Developing eNOSE for tuberculosis screening: Using exhaled breath volatile organic compounds as markers, the group is collaborating with a start-up company and an established player in this field with expertise in sensor, electronics designing and decision-making tools.
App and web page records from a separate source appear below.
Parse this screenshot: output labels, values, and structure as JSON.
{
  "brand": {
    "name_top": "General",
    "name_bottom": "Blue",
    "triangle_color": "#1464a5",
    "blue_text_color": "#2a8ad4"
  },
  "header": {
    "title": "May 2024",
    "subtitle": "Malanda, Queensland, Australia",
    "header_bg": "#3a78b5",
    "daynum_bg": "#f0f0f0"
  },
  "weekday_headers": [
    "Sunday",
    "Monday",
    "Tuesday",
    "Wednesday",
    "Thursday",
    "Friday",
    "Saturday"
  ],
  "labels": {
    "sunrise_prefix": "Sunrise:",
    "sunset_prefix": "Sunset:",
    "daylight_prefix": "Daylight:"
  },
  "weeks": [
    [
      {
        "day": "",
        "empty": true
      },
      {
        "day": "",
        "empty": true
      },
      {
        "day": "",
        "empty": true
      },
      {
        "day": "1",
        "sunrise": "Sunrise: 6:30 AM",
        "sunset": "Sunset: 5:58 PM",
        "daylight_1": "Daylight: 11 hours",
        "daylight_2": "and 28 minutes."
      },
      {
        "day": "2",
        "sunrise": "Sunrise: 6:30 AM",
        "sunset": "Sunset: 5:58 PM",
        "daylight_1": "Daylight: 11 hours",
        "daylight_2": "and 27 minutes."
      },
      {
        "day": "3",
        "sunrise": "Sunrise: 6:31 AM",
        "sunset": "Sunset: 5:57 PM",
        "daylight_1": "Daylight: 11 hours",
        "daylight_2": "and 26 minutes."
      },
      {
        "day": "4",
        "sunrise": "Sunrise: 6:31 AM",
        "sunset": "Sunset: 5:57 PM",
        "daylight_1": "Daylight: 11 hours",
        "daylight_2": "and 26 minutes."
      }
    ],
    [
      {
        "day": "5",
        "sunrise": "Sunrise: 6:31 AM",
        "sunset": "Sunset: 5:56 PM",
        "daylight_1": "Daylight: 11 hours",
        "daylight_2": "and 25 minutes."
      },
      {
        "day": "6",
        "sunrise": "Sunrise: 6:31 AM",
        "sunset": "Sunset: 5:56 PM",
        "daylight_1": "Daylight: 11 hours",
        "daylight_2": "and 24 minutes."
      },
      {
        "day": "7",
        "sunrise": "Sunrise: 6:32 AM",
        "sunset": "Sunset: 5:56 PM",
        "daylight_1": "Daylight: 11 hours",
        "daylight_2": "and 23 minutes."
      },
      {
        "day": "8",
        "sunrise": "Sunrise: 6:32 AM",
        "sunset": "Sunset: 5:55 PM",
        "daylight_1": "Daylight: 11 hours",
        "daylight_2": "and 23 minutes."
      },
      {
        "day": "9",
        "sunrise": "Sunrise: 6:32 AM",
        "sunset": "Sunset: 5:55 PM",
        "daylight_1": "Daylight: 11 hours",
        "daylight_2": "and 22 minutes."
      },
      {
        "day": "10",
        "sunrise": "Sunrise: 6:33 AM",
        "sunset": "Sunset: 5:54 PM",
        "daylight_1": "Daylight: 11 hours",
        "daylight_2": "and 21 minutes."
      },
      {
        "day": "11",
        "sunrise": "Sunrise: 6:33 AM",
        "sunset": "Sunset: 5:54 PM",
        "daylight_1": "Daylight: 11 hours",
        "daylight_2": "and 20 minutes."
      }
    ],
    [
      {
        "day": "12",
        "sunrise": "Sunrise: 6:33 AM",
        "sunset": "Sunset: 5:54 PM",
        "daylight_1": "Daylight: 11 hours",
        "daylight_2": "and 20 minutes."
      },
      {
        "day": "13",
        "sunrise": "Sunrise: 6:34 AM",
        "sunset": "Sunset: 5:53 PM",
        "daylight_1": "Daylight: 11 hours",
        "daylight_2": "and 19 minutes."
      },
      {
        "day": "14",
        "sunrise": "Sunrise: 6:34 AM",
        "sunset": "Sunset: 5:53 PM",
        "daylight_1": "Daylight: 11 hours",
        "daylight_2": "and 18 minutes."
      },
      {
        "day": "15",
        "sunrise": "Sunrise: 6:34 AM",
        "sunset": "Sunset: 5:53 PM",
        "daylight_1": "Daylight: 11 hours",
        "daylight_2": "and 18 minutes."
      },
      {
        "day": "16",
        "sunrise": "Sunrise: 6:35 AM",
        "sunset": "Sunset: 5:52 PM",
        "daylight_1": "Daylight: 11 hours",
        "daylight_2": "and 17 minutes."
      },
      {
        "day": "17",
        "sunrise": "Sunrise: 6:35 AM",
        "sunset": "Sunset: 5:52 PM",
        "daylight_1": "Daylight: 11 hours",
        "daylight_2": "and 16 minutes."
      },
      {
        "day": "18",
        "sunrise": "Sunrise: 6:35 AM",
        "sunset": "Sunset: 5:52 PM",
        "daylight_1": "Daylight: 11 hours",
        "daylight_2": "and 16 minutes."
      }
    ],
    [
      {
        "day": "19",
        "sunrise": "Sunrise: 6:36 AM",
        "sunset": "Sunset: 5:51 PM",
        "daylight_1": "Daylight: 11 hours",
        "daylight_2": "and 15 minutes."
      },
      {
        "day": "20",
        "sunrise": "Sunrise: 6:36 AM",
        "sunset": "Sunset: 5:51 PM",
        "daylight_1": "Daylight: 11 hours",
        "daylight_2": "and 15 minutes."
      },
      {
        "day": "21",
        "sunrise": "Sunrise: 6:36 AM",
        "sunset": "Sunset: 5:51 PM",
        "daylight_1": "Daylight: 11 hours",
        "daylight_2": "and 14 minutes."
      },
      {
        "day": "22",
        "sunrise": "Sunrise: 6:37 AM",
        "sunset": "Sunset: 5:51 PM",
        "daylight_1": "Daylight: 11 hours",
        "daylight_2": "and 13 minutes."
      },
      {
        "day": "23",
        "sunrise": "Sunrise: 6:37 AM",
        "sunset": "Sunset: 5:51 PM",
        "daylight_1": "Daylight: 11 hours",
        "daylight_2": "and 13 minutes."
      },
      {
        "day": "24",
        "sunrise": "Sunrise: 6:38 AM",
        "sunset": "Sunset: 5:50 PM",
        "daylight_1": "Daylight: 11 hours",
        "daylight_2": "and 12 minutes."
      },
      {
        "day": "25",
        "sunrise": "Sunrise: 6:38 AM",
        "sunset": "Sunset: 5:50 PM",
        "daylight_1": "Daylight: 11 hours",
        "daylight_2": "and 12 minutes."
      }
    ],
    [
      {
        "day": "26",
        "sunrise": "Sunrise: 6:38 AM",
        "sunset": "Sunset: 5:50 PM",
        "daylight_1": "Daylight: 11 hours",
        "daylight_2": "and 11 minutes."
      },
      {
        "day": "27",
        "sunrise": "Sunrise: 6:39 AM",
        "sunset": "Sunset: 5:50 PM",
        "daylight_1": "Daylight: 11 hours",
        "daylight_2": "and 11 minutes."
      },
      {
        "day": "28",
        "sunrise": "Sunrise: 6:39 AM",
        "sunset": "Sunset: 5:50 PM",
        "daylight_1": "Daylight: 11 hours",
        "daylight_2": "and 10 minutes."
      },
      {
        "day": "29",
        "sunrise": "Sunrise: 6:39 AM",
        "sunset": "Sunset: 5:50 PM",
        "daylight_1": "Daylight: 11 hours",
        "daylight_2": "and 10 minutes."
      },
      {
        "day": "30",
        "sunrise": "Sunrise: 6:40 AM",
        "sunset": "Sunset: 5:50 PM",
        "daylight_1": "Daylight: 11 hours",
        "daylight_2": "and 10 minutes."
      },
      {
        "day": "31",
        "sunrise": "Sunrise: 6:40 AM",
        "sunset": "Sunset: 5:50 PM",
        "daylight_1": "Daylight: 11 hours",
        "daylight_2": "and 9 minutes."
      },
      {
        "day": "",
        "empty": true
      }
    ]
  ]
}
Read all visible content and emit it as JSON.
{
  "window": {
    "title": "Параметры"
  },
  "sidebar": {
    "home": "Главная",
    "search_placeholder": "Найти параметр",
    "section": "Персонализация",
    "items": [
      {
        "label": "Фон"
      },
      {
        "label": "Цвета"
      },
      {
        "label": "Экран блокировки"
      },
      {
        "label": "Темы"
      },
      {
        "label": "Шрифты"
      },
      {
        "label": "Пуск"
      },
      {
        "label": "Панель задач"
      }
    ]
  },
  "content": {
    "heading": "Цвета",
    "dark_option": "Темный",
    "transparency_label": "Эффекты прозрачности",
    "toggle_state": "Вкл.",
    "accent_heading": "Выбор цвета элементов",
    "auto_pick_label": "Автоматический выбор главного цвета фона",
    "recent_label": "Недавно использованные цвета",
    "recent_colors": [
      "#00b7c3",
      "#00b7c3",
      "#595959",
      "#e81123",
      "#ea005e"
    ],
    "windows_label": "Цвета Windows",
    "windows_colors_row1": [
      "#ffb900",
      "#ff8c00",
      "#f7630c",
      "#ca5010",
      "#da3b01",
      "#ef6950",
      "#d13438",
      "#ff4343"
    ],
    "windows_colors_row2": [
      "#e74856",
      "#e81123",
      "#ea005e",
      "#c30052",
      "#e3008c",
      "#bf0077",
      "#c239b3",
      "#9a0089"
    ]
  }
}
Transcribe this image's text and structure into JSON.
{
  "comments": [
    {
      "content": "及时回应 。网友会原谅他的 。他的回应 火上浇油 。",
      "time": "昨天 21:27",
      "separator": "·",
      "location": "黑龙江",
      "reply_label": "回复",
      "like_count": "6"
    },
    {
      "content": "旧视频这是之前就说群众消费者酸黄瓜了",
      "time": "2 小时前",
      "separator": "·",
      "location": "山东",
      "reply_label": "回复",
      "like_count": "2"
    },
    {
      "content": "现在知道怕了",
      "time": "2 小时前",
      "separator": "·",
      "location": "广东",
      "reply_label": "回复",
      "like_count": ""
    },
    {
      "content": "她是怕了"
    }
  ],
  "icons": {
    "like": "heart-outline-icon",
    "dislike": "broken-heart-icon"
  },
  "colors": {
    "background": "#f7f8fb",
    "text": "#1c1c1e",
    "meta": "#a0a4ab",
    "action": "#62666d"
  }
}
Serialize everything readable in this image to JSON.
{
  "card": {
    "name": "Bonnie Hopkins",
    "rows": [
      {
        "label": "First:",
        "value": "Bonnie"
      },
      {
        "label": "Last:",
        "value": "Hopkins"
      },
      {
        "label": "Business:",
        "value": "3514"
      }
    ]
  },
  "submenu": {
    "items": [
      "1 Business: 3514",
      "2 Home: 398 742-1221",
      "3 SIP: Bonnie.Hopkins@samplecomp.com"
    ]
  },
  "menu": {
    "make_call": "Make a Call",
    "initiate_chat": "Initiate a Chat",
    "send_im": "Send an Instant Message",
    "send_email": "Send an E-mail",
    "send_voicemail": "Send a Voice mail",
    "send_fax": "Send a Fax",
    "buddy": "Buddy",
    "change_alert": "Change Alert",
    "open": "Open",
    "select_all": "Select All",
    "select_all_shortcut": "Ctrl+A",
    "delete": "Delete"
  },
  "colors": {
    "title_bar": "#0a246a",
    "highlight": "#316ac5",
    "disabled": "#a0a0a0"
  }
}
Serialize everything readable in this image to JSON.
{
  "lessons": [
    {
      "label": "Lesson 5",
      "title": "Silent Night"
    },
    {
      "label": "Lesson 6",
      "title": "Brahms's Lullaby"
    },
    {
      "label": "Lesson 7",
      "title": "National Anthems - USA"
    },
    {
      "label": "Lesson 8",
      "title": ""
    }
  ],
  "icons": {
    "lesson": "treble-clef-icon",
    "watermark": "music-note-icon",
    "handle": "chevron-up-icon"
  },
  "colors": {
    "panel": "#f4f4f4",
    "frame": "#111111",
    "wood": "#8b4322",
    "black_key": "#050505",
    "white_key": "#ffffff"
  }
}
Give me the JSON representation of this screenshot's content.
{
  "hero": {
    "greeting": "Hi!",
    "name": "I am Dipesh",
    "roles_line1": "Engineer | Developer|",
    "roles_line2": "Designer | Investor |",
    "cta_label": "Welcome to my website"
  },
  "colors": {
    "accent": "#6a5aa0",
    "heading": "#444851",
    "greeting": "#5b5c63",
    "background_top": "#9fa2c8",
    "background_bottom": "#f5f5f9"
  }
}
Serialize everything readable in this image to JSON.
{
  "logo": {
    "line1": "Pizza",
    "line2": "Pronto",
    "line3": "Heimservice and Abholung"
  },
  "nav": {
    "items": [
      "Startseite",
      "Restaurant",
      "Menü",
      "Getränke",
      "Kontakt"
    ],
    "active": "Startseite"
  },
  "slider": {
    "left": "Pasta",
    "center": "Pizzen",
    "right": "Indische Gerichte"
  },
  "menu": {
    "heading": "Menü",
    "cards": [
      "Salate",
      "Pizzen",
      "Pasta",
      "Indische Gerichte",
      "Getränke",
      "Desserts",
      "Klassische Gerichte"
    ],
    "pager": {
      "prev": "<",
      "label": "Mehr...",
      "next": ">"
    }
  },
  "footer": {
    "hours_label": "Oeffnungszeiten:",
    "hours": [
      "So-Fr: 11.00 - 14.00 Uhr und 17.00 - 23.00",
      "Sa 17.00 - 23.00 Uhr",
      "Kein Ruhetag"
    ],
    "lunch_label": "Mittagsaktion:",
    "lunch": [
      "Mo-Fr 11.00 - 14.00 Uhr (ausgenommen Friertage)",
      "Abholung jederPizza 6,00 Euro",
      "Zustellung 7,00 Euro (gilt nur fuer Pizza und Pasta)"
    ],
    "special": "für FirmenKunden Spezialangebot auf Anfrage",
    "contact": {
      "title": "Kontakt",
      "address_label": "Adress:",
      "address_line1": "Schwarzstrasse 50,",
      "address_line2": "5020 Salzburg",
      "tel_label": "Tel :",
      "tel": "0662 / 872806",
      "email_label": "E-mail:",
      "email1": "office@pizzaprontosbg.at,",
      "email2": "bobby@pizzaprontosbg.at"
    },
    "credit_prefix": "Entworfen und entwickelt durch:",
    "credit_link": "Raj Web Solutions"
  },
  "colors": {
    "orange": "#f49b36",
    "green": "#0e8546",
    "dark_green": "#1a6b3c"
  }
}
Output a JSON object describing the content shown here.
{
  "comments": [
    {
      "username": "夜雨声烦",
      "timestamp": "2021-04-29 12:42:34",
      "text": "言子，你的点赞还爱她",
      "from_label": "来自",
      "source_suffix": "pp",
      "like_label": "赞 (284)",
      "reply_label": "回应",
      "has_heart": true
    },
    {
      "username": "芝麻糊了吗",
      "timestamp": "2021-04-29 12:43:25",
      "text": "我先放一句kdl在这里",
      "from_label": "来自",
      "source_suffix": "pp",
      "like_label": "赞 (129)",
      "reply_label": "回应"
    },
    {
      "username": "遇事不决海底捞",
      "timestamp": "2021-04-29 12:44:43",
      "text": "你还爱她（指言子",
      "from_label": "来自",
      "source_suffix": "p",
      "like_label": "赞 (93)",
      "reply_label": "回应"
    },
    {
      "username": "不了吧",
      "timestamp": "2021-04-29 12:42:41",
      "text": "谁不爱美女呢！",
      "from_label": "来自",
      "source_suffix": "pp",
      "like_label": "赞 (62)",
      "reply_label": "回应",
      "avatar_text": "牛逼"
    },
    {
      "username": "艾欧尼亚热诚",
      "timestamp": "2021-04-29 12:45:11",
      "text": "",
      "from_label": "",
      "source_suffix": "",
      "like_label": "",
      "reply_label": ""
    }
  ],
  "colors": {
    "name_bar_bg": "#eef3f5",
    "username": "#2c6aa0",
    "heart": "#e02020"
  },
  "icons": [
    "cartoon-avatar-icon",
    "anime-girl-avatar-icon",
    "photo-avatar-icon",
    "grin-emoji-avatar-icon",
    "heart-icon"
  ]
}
The group is in the process of developing an eNOSE for further refinement and testing with clinical collaborators in India.

Recent Publications

Meitei, H.N., Pandey, A., Faruquee, HMd., Thokchom, M., Athokpam, S., Guha, H., Das, R., Saha, S., Kupa, R., Kapfo, W., Keppen, J., Mohapatara, A.K., Priyadarsini, H., Koijam, A.S., Dasgupta, A., Goswami, B., Thong, A., Meru, K., Konyak, W., Gupta, D., Das, A., Khamo, V., Huidrom, L.S., Haobam ,S., Nanda, R.K., Haobamm R. 2021. Polymorphism of NAT2, PXR, ABCB1, and GSTT1 genes among tuberculosis patients of North Eastern States of India. medRxiv 2021.06.09.21258600; doi: https://doi.org/10.1101/2021.06.09.21258600

Faruquee, HMd,, Meitei, H.N., Pandey, A., Pahwa, F., Thokchom,  M., Sonia, A., Chaudhary, S., Gupta, D., Singh, H.L., Haobam, S., Haobam, R., Nanda, R.K. 2021.  Urine metabolome of tuberculosis patients receiving intensive phase of treatment show diurnal variations. medRxiv, doi: https://doi.org/10.1101/2021.03.30.21254606

Mohapatra, P., Shriwas, O., Mohanty, S., Kaushik, S.R., Arya, R., Rath, R., Majumdar, S.K.D., Muduly, D.K., Nanda, R.K., Dash, R. 2021. CMTM6 drives cisplatin resistance in OSCC by regulating AKT mediated Wnt signaling. bioRxiv  2020.03.18.993774;  doi: https://doi.org/10.1101/2020.03.18.993774. JCI Insight 6(4):e143643 PubMed link

Shriwas, O., Arya, R., Mohanty, S., Kumar, S., Rath, R., Kaushik, S.R., Thakur, M.C., Pahwa, F., Majumdar, S.K.D., Muduly, D.K., Nanda, R.K., Dash, R. 2021. RRBP1 rewires cisplatin resistance in Oral Squamous Cell Carcinoma by regulating YAP-1. bioRxiv 2020.03.18.998070;  Br J Cancer 124(12):2004-2016. https://doi.org/10.1038/s41416-021-01336-7

Arya, R., Dabral, D., Faruquee, H.M., Mazumdar, H., Patgiri, S.J., Deka, T., Basumatary, R., Kupa, R., Semy, C., Kapfo, W., Liegise, K., Kaur, I., Choedon, T., Kumar, P., Behera, R.K., Deori, P., Nath, R., Khalo, K.P., Saikia, L., Khamo, V., Nanda, R.K. 2020. Serum Small Extracellular Vesicles Proteome of Tuberculosis Patients Demonstrated Deregulated Immune Response. Proteomics Clin Appl 14,1,1900062 PubMed link

Meher, A., Guha, H., Pemmadi, R.V., Akram, S., Faruquee, H.M., Arya, R., Ghosh, H., Nikam, C., Saha, S., Das, R., Dasgupta, A., Goswami, B., Gupta, D., Das, A., Nanda, R.K. 2020. Whole-Genome sequence of drug-resistant Mycobacterium tuberculosis strain S7, isolated from a patient with pulmonary tuberculosis. Microbiol Resour Announce 9,17,e01567-19 PubMed link